*WHAT THE EXERCISE ASKS*
Look through the lines below, find those with the word "index", and copy them.
** Opening RECORDS FOR THE EXERCISE block **
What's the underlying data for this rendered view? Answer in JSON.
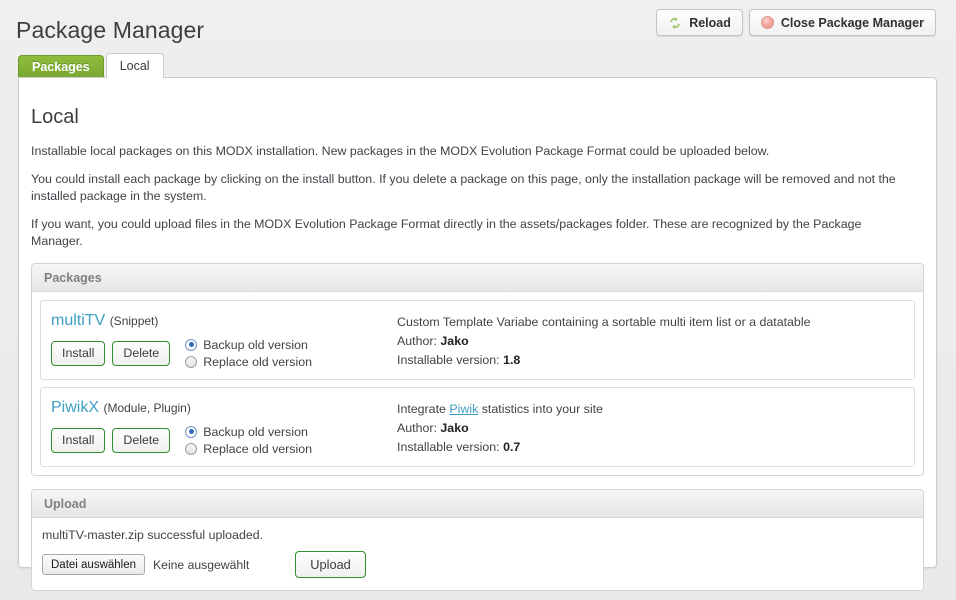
{
  "header": {
    "title": "Package Manager",
    "buttons": [
      {
        "label": "Reload",
        "icon": "reload-icon"
      },
      {
        "label": "Close Package Manager",
        "icon": "close-circle-icon"
      }
    ]
  },
  "tabs": [
    {
      "label": "Packages",
      "active": false
    },
    {
      "label": "Local",
      "active": true
    }
  ],
  "main": {
    "section_title": "Local",
    "intro": [
      "Installable local packages on this MODX installation. New packages in the MODX Evolution Package Format could be uploaded below.",
      "You could install each package by clicking on the install button. If you delete a package on this page, only the installation package will be removed and not the installed package in the system.",
      "If you want, you could upload files in the MODX Evolution Package Format directly in the assets/packages folder. These are recognized by the Package Manager."
    ]
  },
  "packages_panel": {
    "heading": "Packages",
    "buttons": {
      "install": "Install",
      "delete": "Delete"
    },
    "radio_backup": "Backup old version",
    "radio_replace": "Replace old version",
    "author_label": "Author:",
    "version_label": "Installable version:",
    "items": [
      {
        "name": "multiTV",
        "kind": "(Snippet)",
        "description_before": "Custom Template Variabe containing a sortable multi item list or a datatable",
        "link_text": "",
        "description_after": "",
        "author": "Jako",
        "version": "1.8",
        "backup_selected": true
      },
      {
        "name": "PiwikX",
        "kind": "(Module, Plugin)",
        "description_before": "Integrate ",
        "link_text": "Piwik",
        "description_after": " statistics into your site",
        "author": "Jako",
        "version": "0.7",
        "backup_selected": true
      }
    ]
  },
  "upload_panel": {
    "heading": "Upload",
    "status_message": "multiTV-master.zip successful uploaded.",
    "file_button_label": "Datei auswählen",
    "file_name": "Keine ausgewählt",
    "upload_button_label": "Upload"
  },
  "colors": {
    "accent_green": "#7aa832",
    "link_blue": "#3f9fc4",
    "button_border_green": "#2f8f2f",
    "page_background": "#ececec"
  }
}
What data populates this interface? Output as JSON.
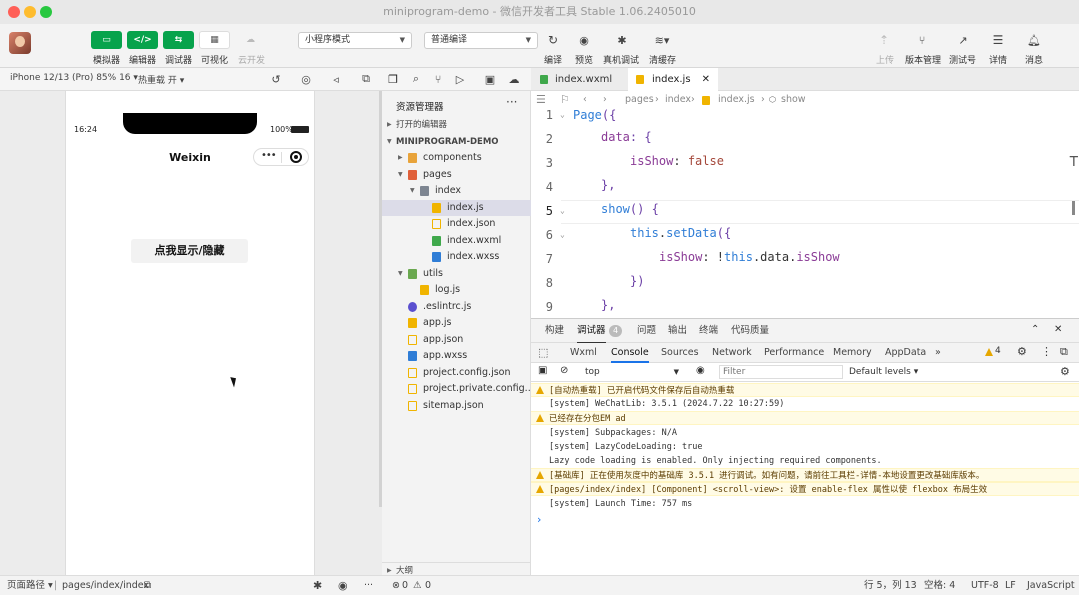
{
  "window": {
    "title": "miniprogram-demo - 微信开发者工具 Stable 1.06.2405010",
    "traffic": {
      "close": "#ff5f57",
      "min": "#febc2e",
      "max": "#28c840"
    }
  },
  "toolbar": {
    "left_buttons": [
      {
        "label": "模拟器",
        "glyph": "▭"
      },
      {
        "label": "编辑器",
        "glyph": "</>"
      },
      {
        "label": "调试器",
        "glyph": "⇆"
      },
      {
        "label": "可视化",
        "glyph": "▦"
      },
      {
        "label": "云开发",
        "glyph": "☁"
      }
    ],
    "mode_select": "小程序模式",
    "compile_select": "普通编译",
    "mid_buttons": [
      "编译",
      "预览",
      "真机调试",
      "清缓存"
    ],
    "right_buttons": [
      "上传",
      "版本管理",
      "测试号",
      "详情",
      "消息"
    ]
  },
  "simulator_bar": {
    "device": "iPhone 12/13 (Pro) 85% 16",
    "hot_reload": "热重载 开"
  },
  "phone": {
    "time": "16:24",
    "battery": "100%",
    "nav_title": "Weixin",
    "button_label": "点我显示/隐藏"
  },
  "explorer": {
    "title": "资源管理器",
    "open_editors": "打开的编辑器",
    "project": "MINIPROGRAM-DEMO",
    "outline": "大纲",
    "items": [
      {
        "name": "components",
        "level": 1,
        "kind": "folder-orange",
        "twisty": "▶"
      },
      {
        "name": "pages",
        "level": 1,
        "kind": "folder-red",
        "twisty": "▼"
      },
      {
        "name": "index",
        "level": 2,
        "kind": "folder-gray",
        "twisty": "▼"
      },
      {
        "name": "index.js",
        "level": 3,
        "kind": "js",
        "twisty": ""
      },
      {
        "name": "index.json",
        "level": 3,
        "kind": "json",
        "twisty": ""
      },
      {
        "name": "index.wxml",
        "level": 3,
        "kind": "wxml",
        "twisty": ""
      },
      {
        "name": "index.wxss",
        "level": 3,
        "kind": "wxss",
        "twisty": ""
      },
      {
        "name": "utils",
        "level": 1,
        "kind": "folder-green",
        "twisty": "▼"
      },
      {
        "name": "log.js",
        "level": 2,
        "kind": "js",
        "twisty": ""
      },
      {
        "name": ".eslintrc.js",
        "level": 1,
        "kind": "eslint",
        "twisty": ""
      },
      {
        "name": "app.js",
        "level": 1,
        "kind": "js",
        "twisty": ""
      },
      {
        "name": "app.json",
        "level": 1,
        "kind": "json",
        "twisty": ""
      },
      {
        "name": "app.wxss",
        "level": 1,
        "kind": "wxss",
        "twisty": ""
      },
      {
        "name": "project.config.json",
        "level": 1,
        "kind": "json",
        "twisty": ""
      },
      {
        "name": "project.private.config...",
        "level": 1,
        "kind": "json",
        "twisty": ""
      },
      {
        "name": "sitemap.json",
        "level": 1,
        "kind": "json",
        "twisty": ""
      }
    ]
  },
  "editor": {
    "tabs": [
      {
        "label": "index.wxml",
        "active": false
      },
      {
        "label": "index.js",
        "active": true
      }
    ],
    "breadcrumb": [
      "pages",
      "index",
      "index.js",
      "show"
    ],
    "lines": [
      {
        "n": "1",
        "fold": true
      },
      {
        "n": "2",
        "fold": false
      },
      {
        "n": "3",
        "fold": false
      },
      {
        "n": "4",
        "fold": false
      },
      {
        "n": "5",
        "fold": true
      },
      {
        "n": "6",
        "fold": true
      },
      {
        "n": "7",
        "fold": false
      },
      {
        "n": "8",
        "fold": false
      },
      {
        "n": "9",
        "fold": false
      }
    ],
    "code": {
      "l1a": "Page",
      "l1b": "({",
      "l2a": "data",
      "l2b": ": {",
      "l3a": "isShow",
      "l3b": ": ",
      "l3c": "false",
      "l4": "},",
      "l5a": "show",
      "l5b": "() {",
      "l6a": "this",
      "l6b": ".",
      "l6c": "setData",
      "l6d": "({",
      "l7a": "isShow",
      "l7b": ": !",
      "l7c": "this",
      "l7d": ".data.",
      "l7e": "isShow",
      "l8": "})",
      "l9": "},"
    }
  },
  "panel": {
    "top_tabs": [
      "构建",
      "调试器",
      "问题",
      "输出",
      "终端",
      "代码质量"
    ],
    "debugger_badge": "4",
    "devtools_tabs": [
      "Wxml",
      "Console",
      "Sources",
      "Network",
      "Performance",
      "Memory",
      "AppData"
    ],
    "warn_count": "4",
    "context": "top",
    "filter_placeholder": "Filter",
    "levels": "Default levels",
    "logs": [
      {
        "text": "[自动热重载] 已开启代码文件保存后自动热重载",
        "warn": true
      },
      {
        "text": "[system] WeChatLib: 3.5.1 (2024.7.22 10:27:59)",
        "warn": false
      },
      {
        "text": "已经存在分包EM ad",
        "warn": true
      },
      {
        "text": "[system] Subpackages: N/A",
        "warn": false
      },
      {
        "text": "[system] LazyCodeLoading: true",
        "warn": false
      },
      {
        "text": "Lazy code loading is enabled. Only injecting required components.",
        "warn": false
      },
      {
        "text": "[基础库] 正在使用灰度中的基础库 3.5.1 进行调试。如有问题，请前往工具栏-详情-本地设置更改基础库版本。",
        "warn": true
      },
      {
        "text": "[pages/index/index] [Component] <scroll-view>: 设置 enable-flex 属性以使 flexbox 布局生效",
        "warn": true
      },
      {
        "text": "[system] Launch Time: 757 ms",
        "warn": false
      }
    ],
    "prompt": "›"
  },
  "statusbar": {
    "page_path_label": "页面路径",
    "page_path": "pages/index/index",
    "errors": "0",
    "warnings": "0",
    "cursor": "行 5，列 13",
    "spaces": "空格: 4",
    "encoding": "UTF-8",
    "eol": "LF",
    "language": "JavaScript"
  }
}
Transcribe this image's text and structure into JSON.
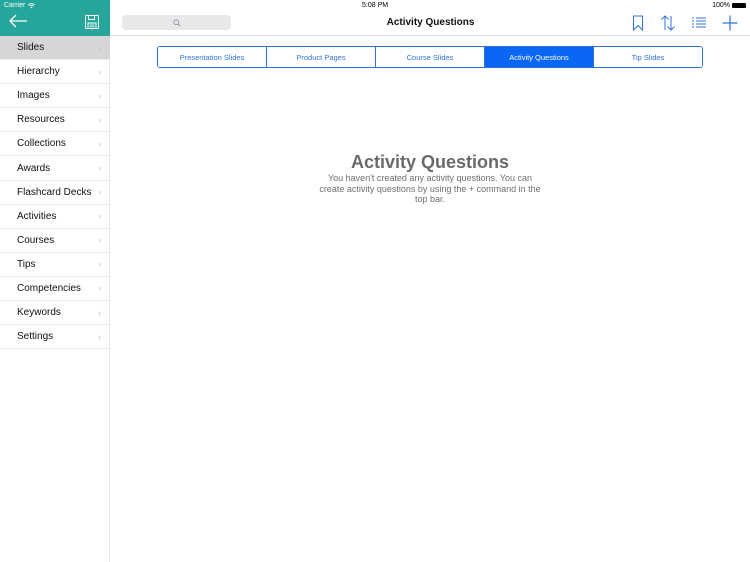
{
  "status_bar": {
    "carrier": "Carrier",
    "time": "5:08 PM",
    "battery": "100%"
  },
  "sidebar": {
    "header_color": "#26a69a",
    "back_icon": "arrow-left-icon",
    "save_icon": "floppy-disk-icon",
    "items": [
      {
        "label": "Slides",
        "active": true
      },
      {
        "label": "Hierarchy"
      },
      {
        "label": "Images"
      },
      {
        "label": "Resources"
      },
      {
        "label": "Collections"
      },
      {
        "label": "Awards"
      },
      {
        "label": "Flashcard Decks"
      },
      {
        "label": "Activities"
      },
      {
        "label": "Courses"
      },
      {
        "label": "Tips"
      },
      {
        "label": "Competencies"
      },
      {
        "label": "Keywords"
      },
      {
        "label": "Settings"
      }
    ],
    "chevron": "›"
  },
  "navbar": {
    "title": "Activity Questions",
    "search_placeholder": "",
    "icons": [
      "bookmark-icon",
      "sort-icon",
      "list-icon",
      "plus-icon"
    ],
    "accent": "#2f73d8"
  },
  "segments": {
    "items": [
      {
        "label": "Presentation Slides"
      },
      {
        "label": "Product Pages"
      },
      {
        "label": "Course Slides"
      },
      {
        "label": "Activity Questions",
        "active": true
      },
      {
        "label": "Tip Slides"
      }
    ],
    "active_color": "#0a66f5"
  },
  "empty_state": {
    "title": "Activity Questions",
    "message": "You haven't created any activity questions. You can create activity questions by using the + command in the top bar."
  }
}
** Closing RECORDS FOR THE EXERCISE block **
*ANSWER BOX*
        "name": "index",
        "name": "index.js",
        "name": "index.json",
        "name": "index.wxml",
        "name": "index.wxss",
        "label": "index.wxml",
        "label": "index.js",
      "index",
      "index.js",
        "text": "[pages/index/index] [Component] <scroll-view>: 设置 enable-flex 属性以使 flexbox 布局生效",
    "page_path": "pages/index/index",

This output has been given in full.